Task item: Lines in the listing below may contain the word "icon". State how many do, and nothing more.

==================================================

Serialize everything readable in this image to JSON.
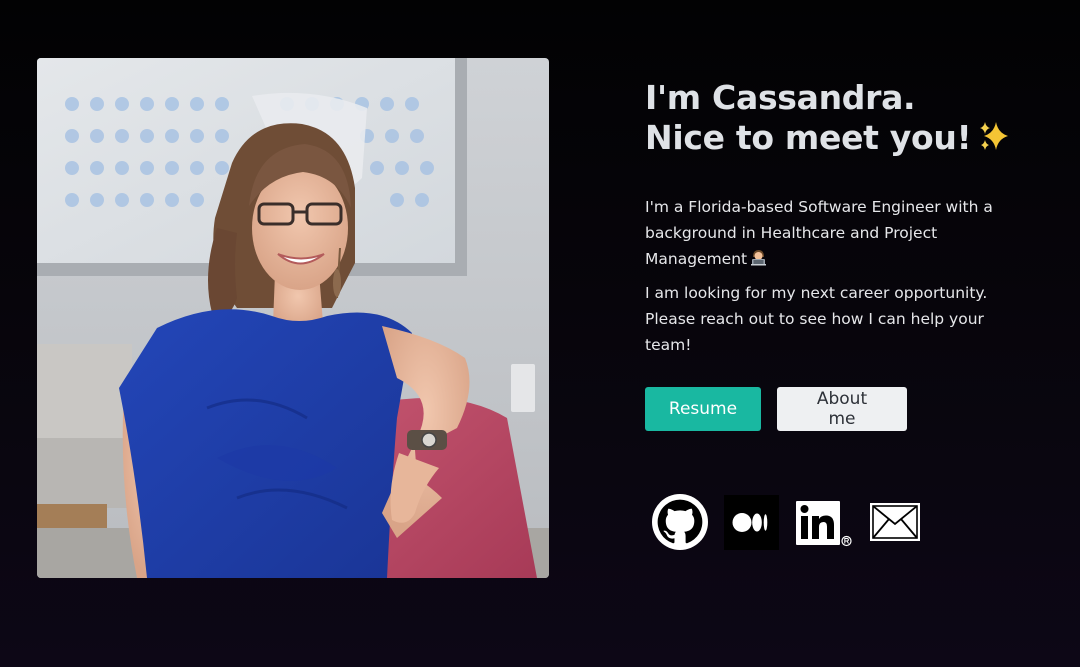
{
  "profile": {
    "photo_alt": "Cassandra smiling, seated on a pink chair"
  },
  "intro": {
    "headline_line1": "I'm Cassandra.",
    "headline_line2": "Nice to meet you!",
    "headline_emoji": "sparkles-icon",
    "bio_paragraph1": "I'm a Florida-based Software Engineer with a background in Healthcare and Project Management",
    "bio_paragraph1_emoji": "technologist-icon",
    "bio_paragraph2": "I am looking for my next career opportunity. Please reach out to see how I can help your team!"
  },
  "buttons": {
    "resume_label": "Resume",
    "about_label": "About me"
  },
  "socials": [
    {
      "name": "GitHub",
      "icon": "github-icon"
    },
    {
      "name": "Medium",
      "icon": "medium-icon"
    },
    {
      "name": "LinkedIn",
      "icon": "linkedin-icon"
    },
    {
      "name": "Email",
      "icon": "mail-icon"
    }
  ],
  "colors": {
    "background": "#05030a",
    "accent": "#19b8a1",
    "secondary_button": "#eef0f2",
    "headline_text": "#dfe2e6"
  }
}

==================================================

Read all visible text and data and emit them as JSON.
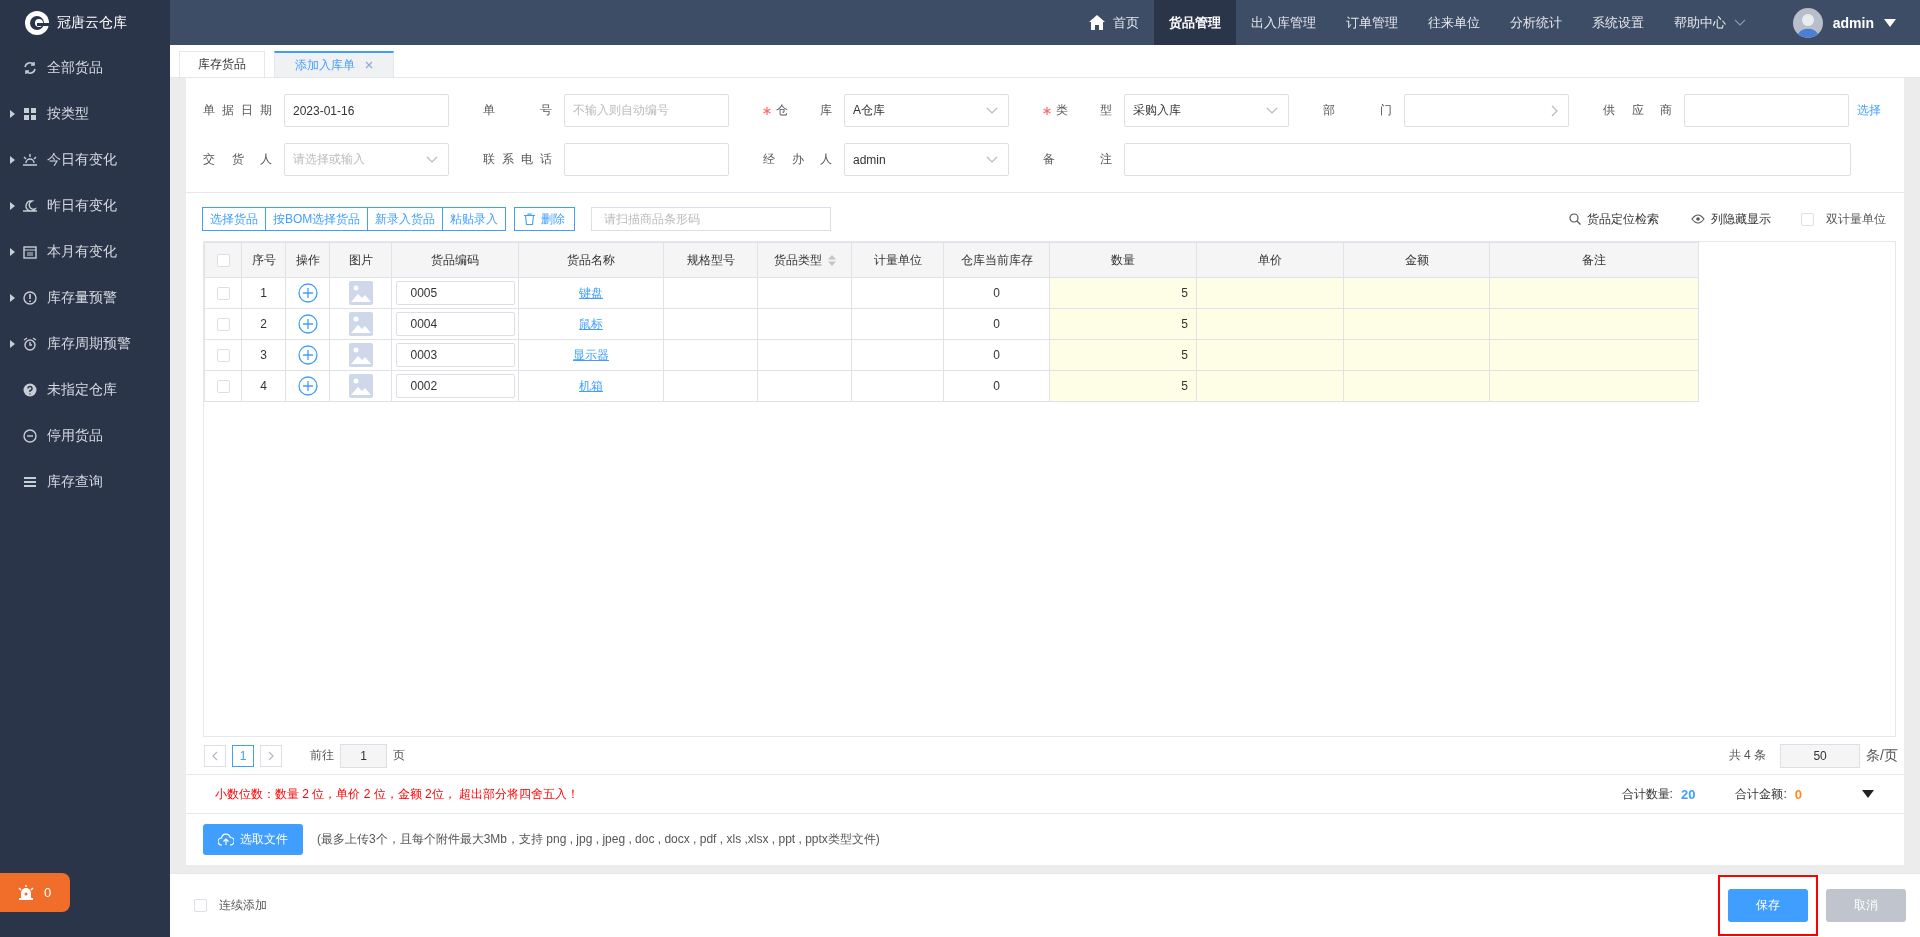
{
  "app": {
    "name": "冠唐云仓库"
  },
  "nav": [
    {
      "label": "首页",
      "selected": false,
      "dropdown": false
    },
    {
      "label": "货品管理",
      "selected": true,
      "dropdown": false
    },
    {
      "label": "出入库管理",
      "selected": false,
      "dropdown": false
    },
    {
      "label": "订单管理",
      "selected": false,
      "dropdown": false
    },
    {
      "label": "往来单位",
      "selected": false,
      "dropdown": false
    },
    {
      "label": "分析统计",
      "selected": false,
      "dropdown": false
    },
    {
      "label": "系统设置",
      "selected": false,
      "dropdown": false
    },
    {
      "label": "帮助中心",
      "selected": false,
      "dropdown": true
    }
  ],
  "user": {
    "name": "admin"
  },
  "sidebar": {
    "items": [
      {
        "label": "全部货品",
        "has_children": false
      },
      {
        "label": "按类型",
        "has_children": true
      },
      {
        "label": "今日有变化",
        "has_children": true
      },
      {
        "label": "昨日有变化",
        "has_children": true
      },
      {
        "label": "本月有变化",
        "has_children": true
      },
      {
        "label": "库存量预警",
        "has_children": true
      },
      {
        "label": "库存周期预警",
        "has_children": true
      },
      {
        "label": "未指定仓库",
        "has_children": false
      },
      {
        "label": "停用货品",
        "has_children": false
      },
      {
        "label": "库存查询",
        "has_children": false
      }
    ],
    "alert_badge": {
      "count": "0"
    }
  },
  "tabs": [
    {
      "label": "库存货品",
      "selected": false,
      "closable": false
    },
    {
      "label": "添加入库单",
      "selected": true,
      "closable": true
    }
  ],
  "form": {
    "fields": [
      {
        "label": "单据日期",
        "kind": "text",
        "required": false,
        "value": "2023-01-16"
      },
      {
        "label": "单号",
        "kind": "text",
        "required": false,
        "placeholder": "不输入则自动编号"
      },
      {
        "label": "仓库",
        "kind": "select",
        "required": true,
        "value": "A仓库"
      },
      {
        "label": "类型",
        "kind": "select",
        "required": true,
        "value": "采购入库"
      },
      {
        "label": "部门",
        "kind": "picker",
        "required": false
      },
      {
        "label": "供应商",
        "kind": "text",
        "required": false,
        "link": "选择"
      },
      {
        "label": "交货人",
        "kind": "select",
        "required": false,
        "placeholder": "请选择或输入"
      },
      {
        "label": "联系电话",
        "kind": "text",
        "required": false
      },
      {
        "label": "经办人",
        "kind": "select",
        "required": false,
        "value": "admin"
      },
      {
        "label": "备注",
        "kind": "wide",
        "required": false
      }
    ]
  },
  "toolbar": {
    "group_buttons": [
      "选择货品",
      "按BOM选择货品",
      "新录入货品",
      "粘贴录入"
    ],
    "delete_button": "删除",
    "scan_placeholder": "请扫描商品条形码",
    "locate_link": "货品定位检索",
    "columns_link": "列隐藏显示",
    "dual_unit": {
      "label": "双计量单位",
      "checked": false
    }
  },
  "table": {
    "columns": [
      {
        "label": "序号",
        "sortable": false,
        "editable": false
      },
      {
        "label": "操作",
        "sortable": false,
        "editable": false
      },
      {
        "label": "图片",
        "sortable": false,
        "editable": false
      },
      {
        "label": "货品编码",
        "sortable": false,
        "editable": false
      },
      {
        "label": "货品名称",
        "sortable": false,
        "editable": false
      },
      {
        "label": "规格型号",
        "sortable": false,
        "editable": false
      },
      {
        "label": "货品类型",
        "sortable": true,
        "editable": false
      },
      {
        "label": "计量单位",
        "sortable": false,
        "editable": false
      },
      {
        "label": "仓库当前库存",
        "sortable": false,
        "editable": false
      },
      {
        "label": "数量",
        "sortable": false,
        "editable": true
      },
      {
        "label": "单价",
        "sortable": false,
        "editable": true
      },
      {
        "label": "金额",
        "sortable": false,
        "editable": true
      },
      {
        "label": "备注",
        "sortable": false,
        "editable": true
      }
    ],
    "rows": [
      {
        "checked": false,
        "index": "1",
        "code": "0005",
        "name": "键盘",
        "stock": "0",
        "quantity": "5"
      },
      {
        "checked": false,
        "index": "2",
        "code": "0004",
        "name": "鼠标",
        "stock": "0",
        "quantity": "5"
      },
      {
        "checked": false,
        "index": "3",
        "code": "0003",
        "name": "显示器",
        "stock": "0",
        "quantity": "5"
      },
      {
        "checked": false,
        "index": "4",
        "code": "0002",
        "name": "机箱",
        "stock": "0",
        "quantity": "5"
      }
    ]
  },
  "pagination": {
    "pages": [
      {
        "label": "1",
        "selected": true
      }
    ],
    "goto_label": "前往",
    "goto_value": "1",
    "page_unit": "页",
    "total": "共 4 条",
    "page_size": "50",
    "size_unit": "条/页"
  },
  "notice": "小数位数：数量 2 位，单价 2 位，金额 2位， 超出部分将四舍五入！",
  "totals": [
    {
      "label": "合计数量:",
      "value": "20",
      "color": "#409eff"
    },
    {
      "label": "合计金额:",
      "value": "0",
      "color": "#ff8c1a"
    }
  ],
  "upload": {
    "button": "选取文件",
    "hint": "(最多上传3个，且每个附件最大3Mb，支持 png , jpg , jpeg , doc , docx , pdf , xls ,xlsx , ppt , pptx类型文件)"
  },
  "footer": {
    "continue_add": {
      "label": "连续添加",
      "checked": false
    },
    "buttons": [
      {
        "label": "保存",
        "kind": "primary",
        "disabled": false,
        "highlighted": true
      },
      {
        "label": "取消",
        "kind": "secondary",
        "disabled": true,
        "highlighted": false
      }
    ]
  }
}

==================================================

Completed exercise: 6